Guest In Your Pulpit - Rev. Susan V Rak

The Reverend Dr. Susan Veronica Rak has been a Unitarian Universalist since the early 70's and Unitarian Universalist Minister since 1996, most recently serving as an Interim Minister. In that role her experiences and skills serving UU congregations over the years as DRE, settled minister and consultant have been put to good use. Preaching, creating and conducting worship are a strong component of her ministry. Reverend Dr. Rak earned her Masters of Divinity at Lancaster Theological Seminary in Lancaster PA, and received a Doctor of Ministry from Meadville-Lombard Theological School (2009), Chicago IL. She and her spouse, Dr. Mary Chinery (Dean of the School of Arts & Sciences, Georgian Court University, Lakewood NJ) reside in Asbury Park, NJ.


  • At One (honoring the Jewish holy day Yom Kippur, the Day of Atonement,) Forgiveness as a way toward wholeness: let us open ourselves to the wisdom and beauty of these very ancient practices that encourage us to be who we are called to be.
  • Calamity, Hope and Courage. We often think of the character Job, from the Hebrew scripture, as synonymous with “patience”. But there’s more to the story than that.
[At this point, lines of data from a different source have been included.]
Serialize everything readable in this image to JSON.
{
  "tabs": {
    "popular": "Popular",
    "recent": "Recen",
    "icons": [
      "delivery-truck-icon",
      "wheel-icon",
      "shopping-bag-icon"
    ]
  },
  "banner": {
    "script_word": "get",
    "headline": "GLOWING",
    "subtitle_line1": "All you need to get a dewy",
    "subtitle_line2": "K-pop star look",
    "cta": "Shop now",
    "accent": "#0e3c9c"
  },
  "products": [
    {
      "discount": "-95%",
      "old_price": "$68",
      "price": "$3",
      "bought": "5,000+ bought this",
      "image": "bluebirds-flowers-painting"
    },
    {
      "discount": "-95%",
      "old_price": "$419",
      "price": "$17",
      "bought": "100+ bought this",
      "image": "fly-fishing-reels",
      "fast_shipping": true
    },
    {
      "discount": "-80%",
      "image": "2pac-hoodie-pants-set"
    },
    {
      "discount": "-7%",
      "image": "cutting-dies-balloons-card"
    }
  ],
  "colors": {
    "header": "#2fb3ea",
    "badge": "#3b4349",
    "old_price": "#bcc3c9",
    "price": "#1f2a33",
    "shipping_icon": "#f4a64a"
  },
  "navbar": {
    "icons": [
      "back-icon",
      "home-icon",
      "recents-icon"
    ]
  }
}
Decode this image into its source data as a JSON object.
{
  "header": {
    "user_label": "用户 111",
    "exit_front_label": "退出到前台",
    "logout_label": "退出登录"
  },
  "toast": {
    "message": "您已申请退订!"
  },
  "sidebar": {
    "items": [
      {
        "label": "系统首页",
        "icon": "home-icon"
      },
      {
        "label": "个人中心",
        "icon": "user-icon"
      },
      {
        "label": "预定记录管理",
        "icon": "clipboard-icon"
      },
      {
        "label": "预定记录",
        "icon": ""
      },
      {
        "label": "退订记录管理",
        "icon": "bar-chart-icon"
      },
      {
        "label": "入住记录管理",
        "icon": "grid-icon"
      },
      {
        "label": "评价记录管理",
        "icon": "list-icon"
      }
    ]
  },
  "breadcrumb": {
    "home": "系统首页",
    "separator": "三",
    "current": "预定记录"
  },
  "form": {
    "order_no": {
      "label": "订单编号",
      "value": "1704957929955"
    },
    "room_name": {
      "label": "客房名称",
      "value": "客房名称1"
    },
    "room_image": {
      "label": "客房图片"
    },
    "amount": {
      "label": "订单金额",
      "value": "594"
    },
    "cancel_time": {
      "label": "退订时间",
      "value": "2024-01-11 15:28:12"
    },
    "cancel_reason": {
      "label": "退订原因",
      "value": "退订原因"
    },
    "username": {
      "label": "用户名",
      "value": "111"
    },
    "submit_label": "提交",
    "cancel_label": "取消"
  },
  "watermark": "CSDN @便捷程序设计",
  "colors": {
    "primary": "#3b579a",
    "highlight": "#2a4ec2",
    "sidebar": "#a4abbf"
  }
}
So we explore how an ancient tale and a suffering man’s questions can inspire hope.
  • Comfort and Joy (a winter holidays/pre-Christmas sermon). Some questions to ponder: Can festivity and frivolity be a spiritual practice, especially in the times we find ourselves? Is it possible for a rational human being to "believe" in the magic of the season and honestly celebrate it?
  • The Courage to Be Vulnerable. Let your heart break so you can love more freely. Make mistakes and become stronger. Brené Brown advises that "If we want greater clarity in our purpose or deeper and more meaningful spiritual lives, vulnerability is the path.”
  • Flowing in the Stream. Equanimity is one of the Four Immeasurables - four great virtues (along with compassion, loving kindness, and sympathetic joy) that the Buddha taught his disciples to cultivate. How rich can our lives might be if we try to adopt these practices!
  • Grow Your Soul. Unitarian minister A. Powell Davies (1902 - 1957) is o<en remembered for this one saying: Life is just a chance to grow a soul. But what is "soul" to a 21st century Unitarian Universalist? We look to another of our sages - the poet Walt Whitman - for some suggestions.
  • Haven’t Got a Prayer. How and why might we pray? We consider our own Unitarian Universalist response to the ancient religious notion of prayer.
  • Hold On - Let Go. The Buddhist celebration of Vesak (which usually occurs in late spring) honors the birth, enlightenment, and death of the Buddha. This sermon explores “non-abachment” - how the Buddha’s teachings help us, Unitarian Universalist and likely non-Buddhists, navigate life.
  • Is It Too Late? (designed to recognize November 11th as Armistice Day; 2018 marks the 100th anniversary of the end of “the war to end all wars.”). We pause to note Armistice/ or Remembrance Day (known in the US as Veterans’ Day) and are reminded of our commitments to justice and compassion... to be a blessing to the world.
  • Living with Death (especially oriented toward the end of October and early November). This time of year often invites us to confront our mortality. This need not be a morbid encounter but one that encourages us to come alive! Inspired by the Mexican Day of the Dead (el Dia de los Muertos), we can create an altar of remembrance in our hearts , honoring those for whom we mourn, celebrating the people we hold dear and love. No matter if their passing was recent or long ago, their spirits are with us still.
  • Of Faith and Freedom. What will you risk for your beliefs, your community? In 1579, Dávid Ferenc said "I wrote what I felt and that is what I preached with trusting spirit". Looking to our Transylvanian Unitarian heritage, what inspiration or encouragement can we find?
  • The 500 Hats of a Unitarian Universalist Minister (more appropriate for congregations in transition). An exploration of (and perhaps a reality check on) the role of a minister and the expectations of shared ministry. (You might recognize the title as a play on the title of one of Dr. Seuss's most popular books “the 500 Hats of Bartholomew Cubbins". )
  • We Make the Path. Sometimes the way before us is clearly laid out, and other times not so much. Whether the road is your spiritual journey or your life's course - or the direction of the congregation - the only way to make your way is to venture out on to the path.
  • In addition I am willing to consider preaching on a particular theme, seasonal observance or theological tradition that suits your congregation.

Availability: Virtual or or in person, preferably within 60-65 miles of Asbury Park, NJ, overnight hospitality on Saturday might be required depending on distance.

Fee arrangements: According to UUMA guidelines. Home hospitality will be needed on Saturday night when the location is a long distance from Asbury Park, NJ.

Contact: Email Rev. Dr. Susan Rak at